Gather the lines below that include the string "JFrame", copying each in full.

- **Data section**
----

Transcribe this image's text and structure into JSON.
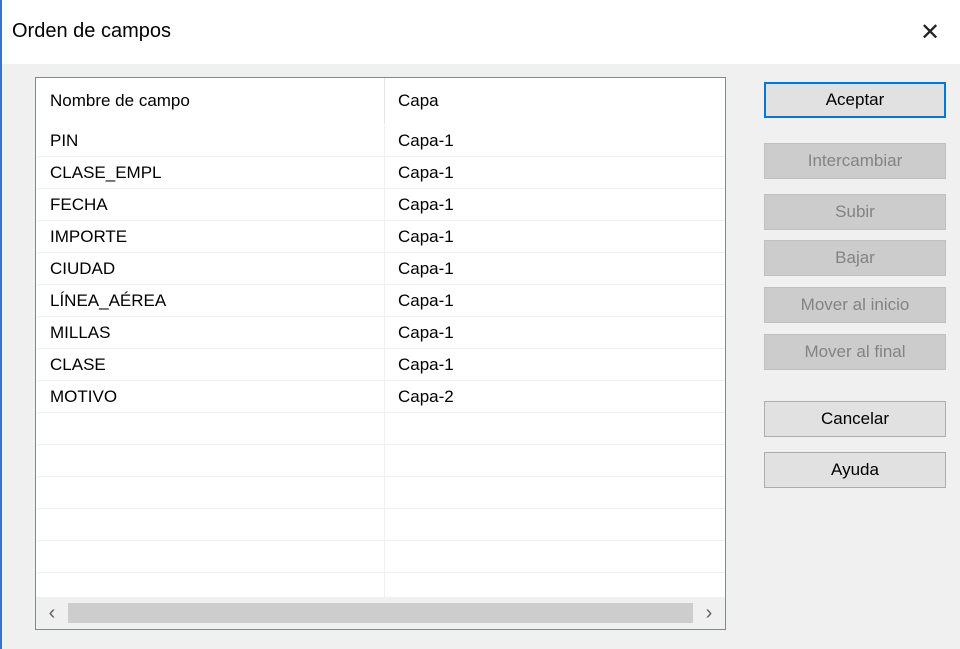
{
  "window": {
    "title": "Orden de campos",
    "close_glyph": "✕"
  },
  "list": {
    "columns": [
      "Nombre de campo",
      "Capa"
    ],
    "rows": [
      [
        "PIN",
        "Capa-1"
      ],
      [
        "CLASE_EMPL",
        "Capa-1"
      ],
      [
        "FECHA",
        "Capa-1"
      ],
      [
        "IMPORTE",
        "Capa-1"
      ],
      [
        "CIUDAD",
        "Capa-1"
      ],
      [
        "LÍNEA_AÉREA",
        "Capa-1"
      ],
      [
        "MILLAS",
        "Capa-1"
      ],
      [
        "CLASE",
        "Capa-1"
      ],
      [
        "MOTIVO",
        "Capa-2"
      ],
      [
        "",
        ""
      ],
      [
        "",
        ""
      ],
      [
        "",
        ""
      ],
      [
        "",
        ""
      ],
      [
        "",
        ""
      ],
      [
        "",
        ""
      ]
    ],
    "scroll_left_glyph": "‹",
    "scroll_right_glyph": "›"
  },
  "buttons": {
    "accept": "Aceptar",
    "swap": "Intercambiar",
    "up": "Subir",
    "down": "Bajar",
    "move_top": "Mover al inicio",
    "move_bottom": "Mover al final",
    "cancel": "Cancelar",
    "help": "Ayuda"
  },
  "colors": {
    "accent": "#0078d7",
    "window_border": "#3a72c9",
    "disabled_button": "#cccccc",
    "button_face": "#e1e1e1"
  },
  "icons": {
    "close": "close-icon",
    "scroll_left": "chevron-left-icon",
    "scroll_right": "chevron-right-icon"
  }
}
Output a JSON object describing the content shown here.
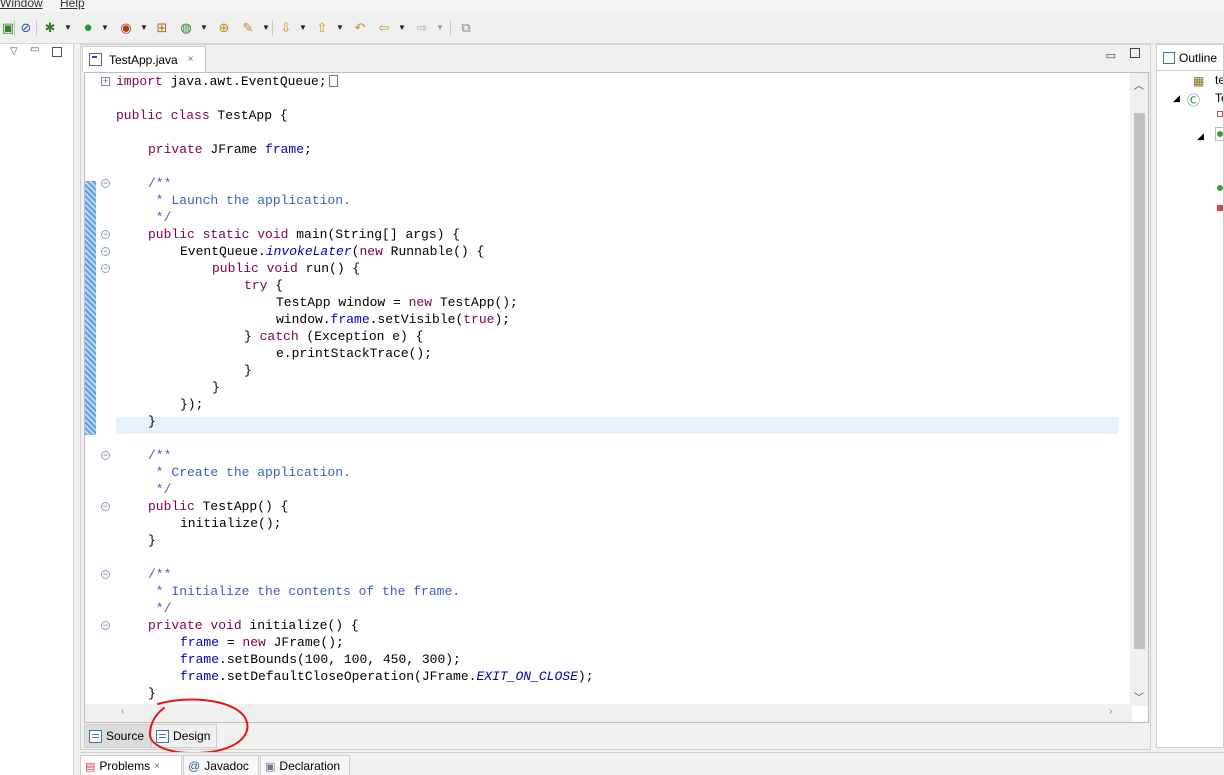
{
  "menu": {
    "items": [
      "Window",
      "Help"
    ]
  },
  "editor": {
    "tab_label": "TestApp.java",
    "close_glyph": "×",
    "code_lines": [
      {
        "indent": 0,
        "parts": [
          [
            "kw",
            "import"
          ],
          [
            "",
            " java.awt.EventQueue;"
          ]
        ],
        "box": true
      },
      {
        "indent": 0,
        "parts": []
      },
      {
        "indent": 0,
        "parts": [
          [
            "kw",
            "public class"
          ],
          [
            "",
            " TestApp {"
          ]
        ]
      },
      {
        "indent": 0,
        "parts": []
      },
      {
        "indent": 1,
        "parts": [
          [
            "kw",
            "private"
          ],
          [
            "",
            " JFrame "
          ],
          [
            "fld",
            "frame"
          ],
          [
            "",
            ";"
          ]
        ]
      },
      {
        "indent": 0,
        "parts": []
      },
      {
        "indent": 1,
        "parts": [
          [
            "cm",
            "/**"
          ]
        ]
      },
      {
        "indent": 1,
        "parts": [
          [
            "cm",
            " * Launch the application."
          ]
        ]
      },
      {
        "indent": 1,
        "parts": [
          [
            "cm",
            " */"
          ]
        ]
      },
      {
        "indent": 1,
        "parts": [
          [
            "kw",
            "public static void"
          ],
          [
            "",
            " main(String[] args) {"
          ]
        ]
      },
      {
        "indent": 2,
        "parts": [
          [
            "",
            "EventQueue."
          ],
          [
            "sm",
            "invokeLater"
          ],
          [
            "",
            "("
          ],
          [
            "kw",
            "new"
          ],
          [
            "",
            " Runnable() {"
          ]
        ]
      },
      {
        "indent": 3,
        "parts": [
          [
            "kw",
            "public void"
          ],
          [
            "",
            " run() {"
          ]
        ]
      },
      {
        "indent": 4,
        "parts": [
          [
            "kw",
            "try"
          ],
          [
            "",
            " {"
          ]
        ]
      },
      {
        "indent": 5,
        "parts": [
          [
            "",
            "TestApp window = "
          ],
          [
            "kw",
            "new"
          ],
          [
            "",
            " TestApp();"
          ]
        ]
      },
      {
        "indent": 5,
        "parts": [
          [
            "",
            "window."
          ],
          [
            "fld",
            "frame"
          ],
          [
            "",
            ".setVisible("
          ],
          [
            "kw",
            "true"
          ],
          [
            "",
            ");"
          ]
        ]
      },
      {
        "indent": 4,
        "parts": [
          [
            "",
            "} "
          ],
          [
            "kw",
            "catch"
          ],
          [
            "",
            " (Exception e) {"
          ]
        ]
      },
      {
        "indent": 5,
        "parts": [
          [
            "",
            "e.printStackTrace();"
          ]
        ]
      },
      {
        "indent": 4,
        "parts": [
          [
            "",
            "}"
          ]
        ]
      },
      {
        "indent": 3,
        "parts": [
          [
            "",
            "}"
          ]
        ]
      },
      {
        "indent": 2,
        "parts": [
          [
            "",
            "});"
          ]
        ]
      },
      {
        "indent": 1,
        "parts": [
          [
            "",
            "}"
          ]
        ]
      },
      {
        "indent": 0,
        "parts": []
      },
      {
        "indent": 1,
        "parts": [
          [
            "cm",
            "/**"
          ]
        ]
      },
      {
        "indent": 1,
        "parts": [
          [
            "cm",
            " * Create the application."
          ]
        ]
      },
      {
        "indent": 1,
        "parts": [
          [
            "cm",
            " */"
          ]
        ]
      },
      {
        "indent": 1,
        "parts": [
          [
            "kw",
            "public"
          ],
          [
            "",
            " TestApp() {"
          ]
        ]
      },
      {
        "indent": 2,
        "parts": [
          [
            "",
            "initialize();"
          ]
        ]
      },
      {
        "indent": 1,
        "parts": [
          [
            "",
            "}"
          ]
        ]
      },
      {
        "indent": 0,
        "parts": []
      },
      {
        "indent": 1,
        "parts": [
          [
            "cm",
            "/**"
          ]
        ]
      },
      {
        "indent": 1,
        "parts": [
          [
            "cm",
            " * Initialize the contents of the frame."
          ]
        ]
      },
      {
        "indent": 1,
        "parts": [
          [
            "cm",
            " */"
          ]
        ]
      },
      {
        "indent": 1,
        "parts": [
          [
            "kw",
            "private void"
          ],
          [
            "",
            " initialize() {"
          ]
        ]
      },
      {
        "indent": 2,
        "parts": [
          [
            "fld",
            "frame"
          ],
          [
            "",
            " = "
          ],
          [
            "kw",
            "new"
          ],
          [
            "",
            " JFrame();"
          ]
        ]
      },
      {
        "indent": 2,
        "parts": [
          [
            "fld",
            "frame"
          ],
          [
            "",
            ".setBounds(100, 100, 450, 300);"
          ]
        ]
      },
      {
        "indent": 2,
        "parts": [
          [
            "fld",
            "frame"
          ],
          [
            "",
            ".setDefaultCloseOperation(JFrame."
          ],
          [
            "sm",
            "EXIT_ON_CLOSE"
          ],
          [
            "",
            ");"
          ]
        ]
      },
      {
        "indent": 1,
        "parts": [
          [
            "",
            "}"
          ]
        ]
      }
    ],
    "source_tab": "Source",
    "design_tab": "Design"
  },
  "outline": {
    "tab_label": "Outline",
    "node_1": "te",
    "node_2": "Te"
  },
  "bottom_tabs": {
    "problems": "Problems",
    "javadoc": "Javadoc",
    "declaration": "Declaration",
    "close_glyph": "×"
  },
  "colors": {
    "keyword": "#7f0055",
    "field": "#0000c0",
    "comment": "#3f5fbf",
    "annotation": "#e0191c"
  }
}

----

- **Solution to this task**
            " JFrame "
            " JFrame();"
            ".setDefaultCloseOperation(JFrame."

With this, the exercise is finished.